This brings me to my main point, which is far from strictly related to the current fiscal issue making the headlines. Small businesses all over the country, who are charged with maintaining the lion’s share of private sector employment, are finding it next to impossible to get a business loan. The reasons are many, but they all center around the uncertainty swirling around our country’s economy and recently imposed federal regulations on what exactly a bank’s balance sheet is supposed to look like. What is certain, and I speak from direct experience as a small business owner, is that the unavailability of capital makes it next to impossible for businesses to expand or improve in any way, and that makes employment and the economy as a whole unlikely to improve any time soon.
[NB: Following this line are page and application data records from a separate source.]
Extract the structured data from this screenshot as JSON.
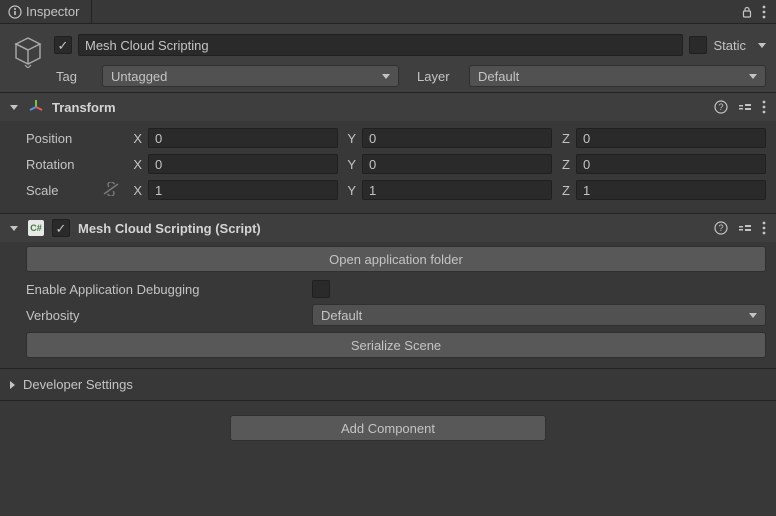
{
  "tab": {
    "title": "Inspector"
  },
  "header": {
    "name": "Mesh Cloud Scripting",
    "active": true,
    "static_label": "Static",
    "static": false,
    "tag_label": "Tag",
    "tag_value": "Untagged",
    "layer_label": "Layer",
    "layer_value": "Default"
  },
  "transform": {
    "title": "Transform",
    "position_label": "Position",
    "rotation_label": "Rotation",
    "scale_label": "Scale",
    "axes": {
      "x": "X",
      "y": "Y",
      "z": "Z"
    },
    "position": {
      "x": "0",
      "y": "0",
      "z": "0"
    },
    "rotation": {
      "x": "0",
      "y": "0",
      "z": "0"
    },
    "scale": {
      "x": "1",
      "y": "1",
      "z": "1"
    }
  },
  "script": {
    "title": "Mesh Cloud Scripting (Script)",
    "enabled": true,
    "open_folder_label": "Open application folder",
    "enable_debug_label": "Enable Application Debugging",
    "enable_debug": false,
    "verbosity_label": "Verbosity",
    "verbosity_value": "Default",
    "serialize_label": "Serialize Scene"
  },
  "developer": {
    "title": "Developer Settings"
  },
  "add_component_label": "Add Component"
}
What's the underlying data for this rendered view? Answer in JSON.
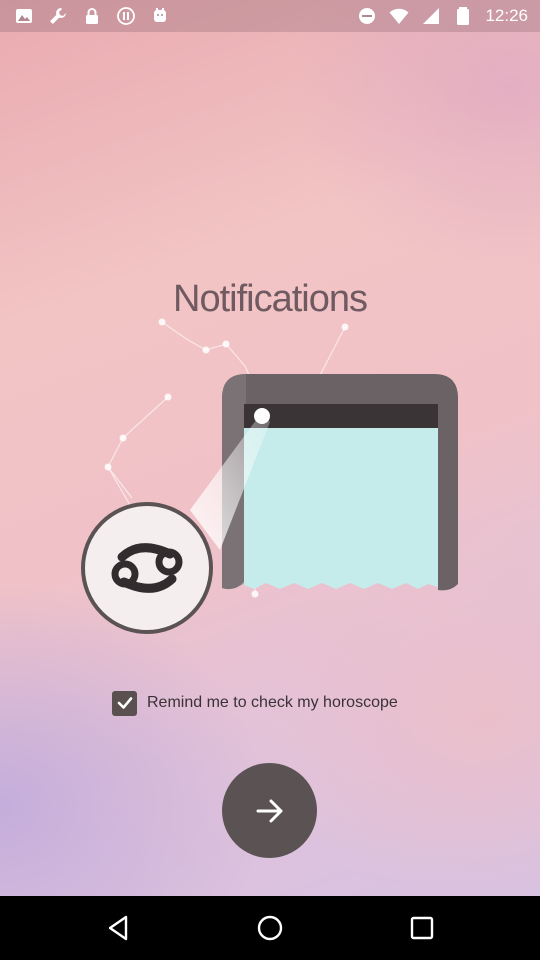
{
  "status_bar": {
    "time": "12:26",
    "left_icons": [
      "image-icon",
      "wrench-icon",
      "lock-icon",
      "pause-icon",
      "android-icon"
    ],
    "right_icons": [
      "do-not-disturb-icon",
      "wifi-icon",
      "signal-icon",
      "battery-icon"
    ]
  },
  "main": {
    "title": "Notifications",
    "zodiac_sign": "cancer",
    "remind_checkbox": {
      "label": "Remind me to check my horoscope",
      "checked": true
    },
    "next_button_icon": "arrow-right-icon"
  },
  "nav_bar": {
    "buttons": [
      "back-icon",
      "home-icon",
      "recents-icon"
    ]
  },
  "colors": {
    "button": "#5b5254",
    "title_text": "#6e5a60",
    "phone_screen": "#c5ebea",
    "phone_frame": "#6a6264"
  }
}
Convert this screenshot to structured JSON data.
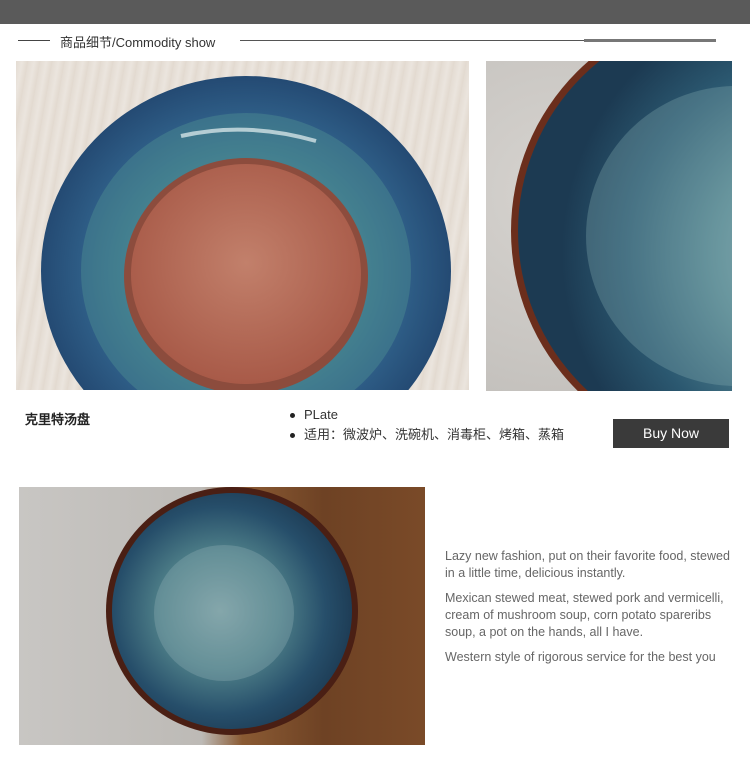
{
  "section": {
    "title": "商品细节/Commodity show"
  },
  "product": {
    "name": "克里特汤盘",
    "features": [
      "PLate",
      "适用：微波炉、洗碗机、消毒柜、烤箱、蒸箱"
    ],
    "buy_label": "Buy Now"
  },
  "description": {
    "paragraphs": [
      "Lazy new fashion, put on their favorite food, stewed in a little time, delicious instantly.",
      "Mexican stewed meat, stewed pork and vermicelli, cream of mushroom soup, corn potato spareribs soup, a pot on the hands, all I have.",
      "Western style of rigorous service for the  best you"
    ]
  },
  "colors": {
    "topbar": "#5a5a5a",
    "button_bg": "#3a3a3a",
    "glaze_blue": "#2f5f86",
    "clay": "#b86a55"
  }
}
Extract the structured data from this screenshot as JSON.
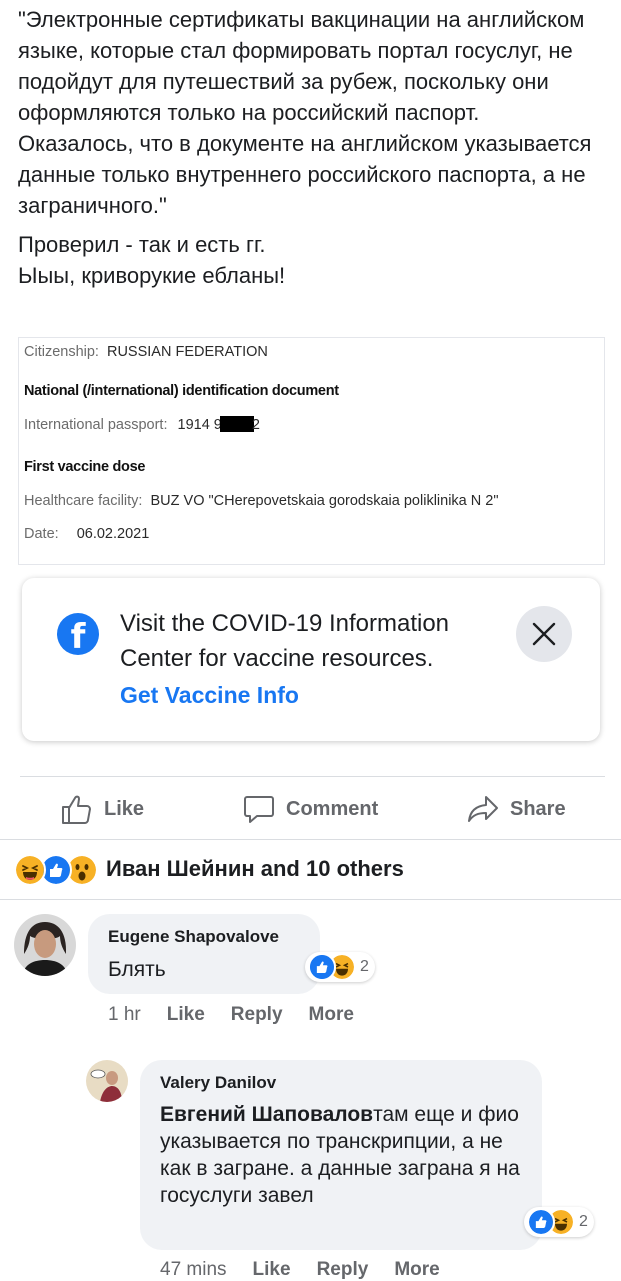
{
  "post": {
    "paragraph1": "\"Электронные сертификаты вакцинации на английском языке, которые стал формировать портал госуслуг, не подойдут для путешествий за рубеж, поскольку они оформляются только на российский паспорт.",
    "paragraph2": "Оказалось, что в документе на английском указывается данные только внутреннего российского паспорта, а не заграничного.\"",
    "paragraph3": "Проверил - так и есть гг.",
    "paragraph4": "Ыыы, криворукие ебланы!"
  },
  "document": {
    "citizenship_label": "Citizenship:",
    "citizenship_value": "RUSSIAN FEDERATION",
    "id_heading": "National (/international) identification document",
    "passport_label": "International passport:",
    "passport_prefix": "1914 9",
    "passport_suffix": "2",
    "dose_heading": "First vaccine dose",
    "facility_label": "Healthcare facility:",
    "facility_value": "BUZ VO \"CHerepovetskaia gorodskaia poliklinika N 2\"",
    "date_label": "Date:",
    "date_value": "06.02.2021"
  },
  "covid_card": {
    "text": "Visit the COVID-19 Information Center for vaccine resources.",
    "link": "Get Vaccine Info",
    "icon": "facebook-logo",
    "close_icon": "close-icon"
  },
  "actions": {
    "like": "Like",
    "comment": "Comment",
    "share": "Share"
  },
  "reactions": {
    "types": [
      "haha",
      "like",
      "wow"
    ],
    "summary": "Иван Шейнин and 10 others"
  },
  "comments": [
    {
      "author": "Eugene Shapovalove",
      "text": "Блять",
      "reaction_count": "2",
      "time": "1 hr",
      "like": "Like",
      "reply": "Reply",
      "more": "More"
    },
    {
      "author": "Valery Danilov",
      "mention": "Евгений Шаповалов",
      "text": "там еще и фио указывается по транскрипции, а не как в загране. а данные заграна я на госуслуги завел",
      "reaction_count": "2",
      "time": "47 mins",
      "like": "Like",
      "reply": "Reply",
      "more": "More"
    }
  ],
  "colors": {
    "facebook_blue": "#1877f2",
    "secondary_text": "#65676b",
    "bubble_bg": "#f0f2f5",
    "haha_yellow": "#f7b125"
  }
}
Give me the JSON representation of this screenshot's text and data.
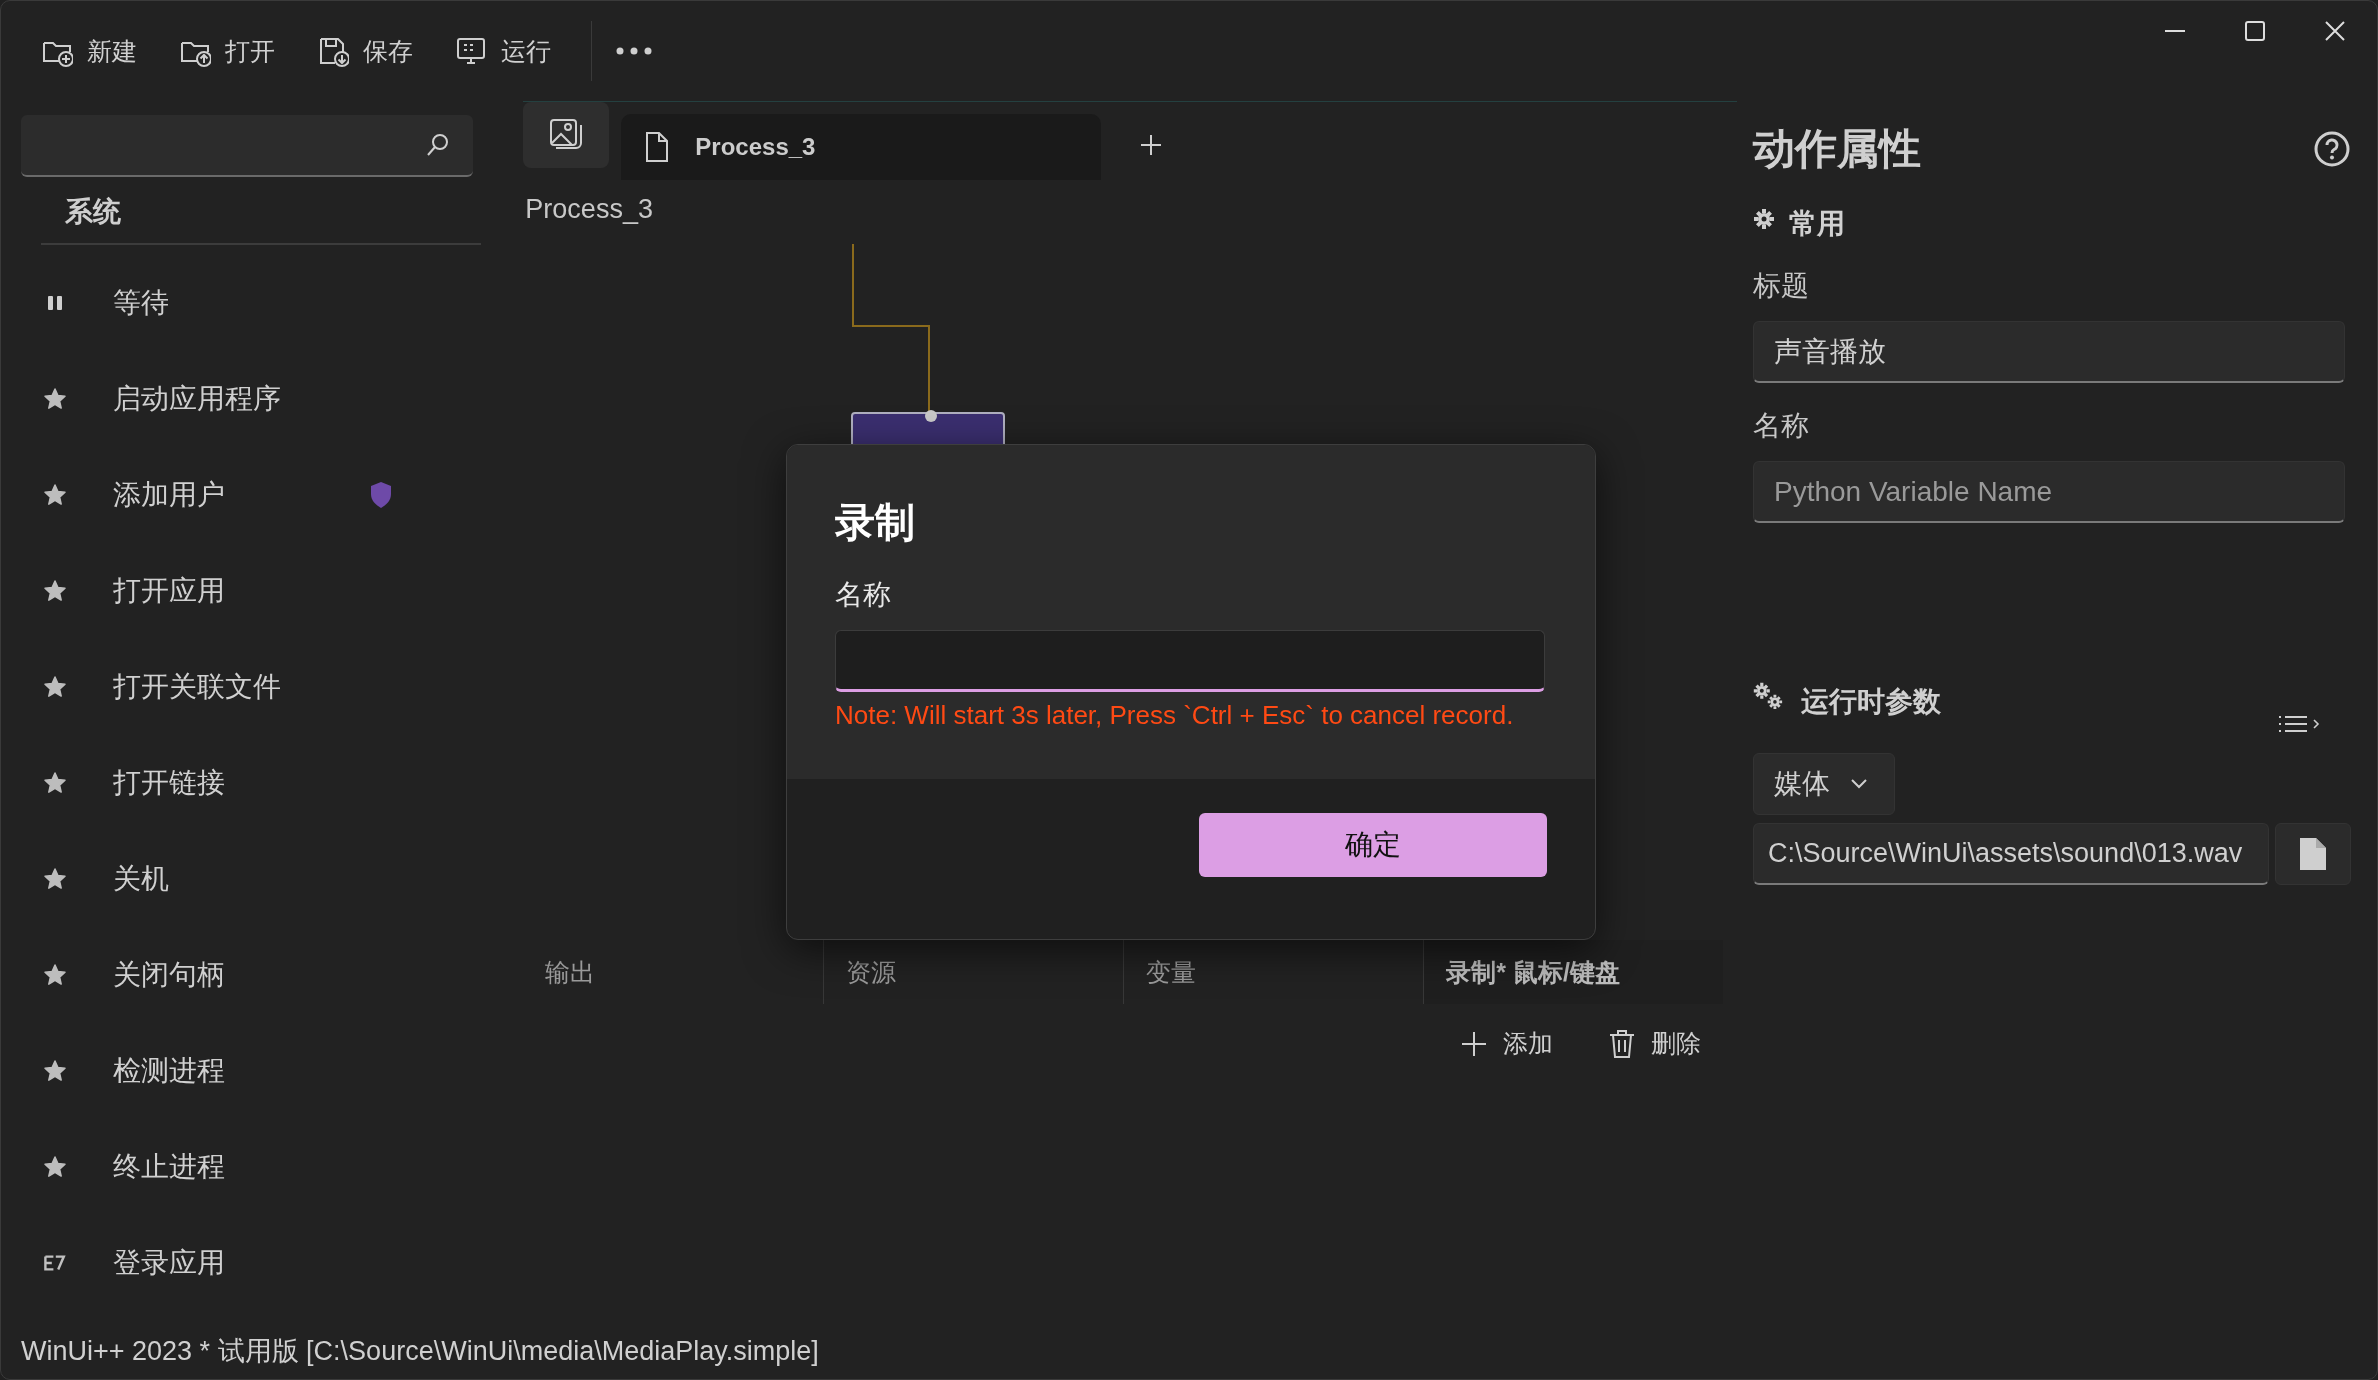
{
  "toolbar": {
    "buttons": [
      {
        "label": "新建",
        "kind": "new"
      },
      {
        "label": "打开",
        "kind": "open"
      },
      {
        "label": "保存",
        "kind": "save"
      },
      {
        "label": "运行",
        "kind": "run"
      }
    ]
  },
  "sidebar": {
    "section": "系统",
    "items": [
      {
        "label": "等待",
        "kind": "pause",
        "shield": false
      },
      {
        "label": "启动应用程序",
        "kind": "star",
        "shield": false
      },
      {
        "label": "添加用户",
        "kind": "star",
        "shield": true
      },
      {
        "label": "打开应用",
        "kind": "star",
        "shield": false
      },
      {
        "label": "打开关联文件",
        "kind": "star",
        "shield": false
      },
      {
        "label": "打开链接",
        "kind": "star",
        "shield": false
      },
      {
        "label": "关机",
        "kind": "star",
        "shield": false
      },
      {
        "label": "关闭句柄",
        "kind": "star",
        "shield": false
      },
      {
        "label": "检测进程",
        "kind": "star",
        "shield": false
      },
      {
        "label": "终止进程",
        "kind": "star",
        "shield": false
      },
      {
        "label": "登录应用",
        "kind": "e7",
        "shield": false
      }
    ]
  },
  "tabs": [
    {
      "label": "Process_3",
      "selected": true
    }
  ],
  "canvas": {
    "title": "Process_3"
  },
  "bottom_panel": {
    "tabs": [
      {
        "label": "输出",
        "selected": false
      },
      {
        "label": "资源",
        "selected": false
      },
      {
        "label": "变量",
        "selected": false
      },
      {
        "label": "录制* 鼠标/键盘",
        "selected": true
      }
    ],
    "actions": [
      {
        "label": "添加",
        "kind": "add"
      },
      {
        "label": "删除",
        "kind": "delete"
      }
    ]
  },
  "dialog": {
    "title": "录制",
    "field_label": "名称",
    "note": "Note: Will start 3s later, Press `Ctrl + Esc` to cancel record.",
    "button": "确定"
  },
  "properties": {
    "title": "动作属性",
    "general": {
      "heading": "常用",
      "fields": [
        {
          "label": "标题",
          "value": "声音播放"
        },
        {
          "label": "名称",
          "placeholder": "Python Variable Name"
        }
      ]
    },
    "runtime": {
      "heading": "运行时参数",
      "dropdown": "媒体",
      "path": "C:\\Source\\WinUi\\assets\\sound\\013.wav"
    }
  },
  "status_bar": "WinUi++ 2023 * 试用版 [C:\\Source\\WinUi\\media\\MediaPlay.simple]"
}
I am lucky enough to own the building in which I do business. Based on current commercial real estate estimates, I have in the neighborhood of $650-750 thousand dollars of equity in that building. (Sadly, based on figures obtained in 2007, that number would be closer to $900k-$1million. Oh if only I knew then what I know now.) However, despite having such an asset on which to secure a loan, I have been turned down repeatedly by many banks on my application to tap some of that equity for capital improvements in the building and business. Having proof of being able to cash flow the required payments on such a loan has proven worthless.
Our floors need to be redone. Our coolers need to be updated. Our products need to be refined. All of these things would make us more competitive in the local market and further able to offer jobs to the community. Without these things getting done, my company stands on shakier ground when it comes to our immediate survival and there lingers the possibility that my employees will enter the unemployment line, worsening the already dire economic situation. And their own lives, of course.
Why is this lending market so bad? There are many reasons. Complex ones, too. But they all have to do with uncertainty and inconsistent regulation. Will our country default on it’s debt? Are taxes going to increase? Will we have to play by new rules imposed on us? What are a banks balance sheets supposed to look like exactly? Why make business loans to local communities when a bank can make more money trading securities?
The availability of capital to the credit worthy is paramount to a healthy business environment. A healthy business environment is paramount to a healthy employment rate. A healthy employment rate is paramount to a healthy economy. A healthy economy is paramount to a healthy quality of life for our country’s citizens. The best way for our government to iron this out is to eliminate the uncertainty of it’s fiscal agenda and be clear and consistent in any regulations they make on a lending market. Until that happens, and I don’t see it happening under this President and this Congress, I’m going to have to keep looking at my beat up floors and hoping that I can hold on long enough for relief to eventually come. And the next chance of that is most likely the fall of 2012.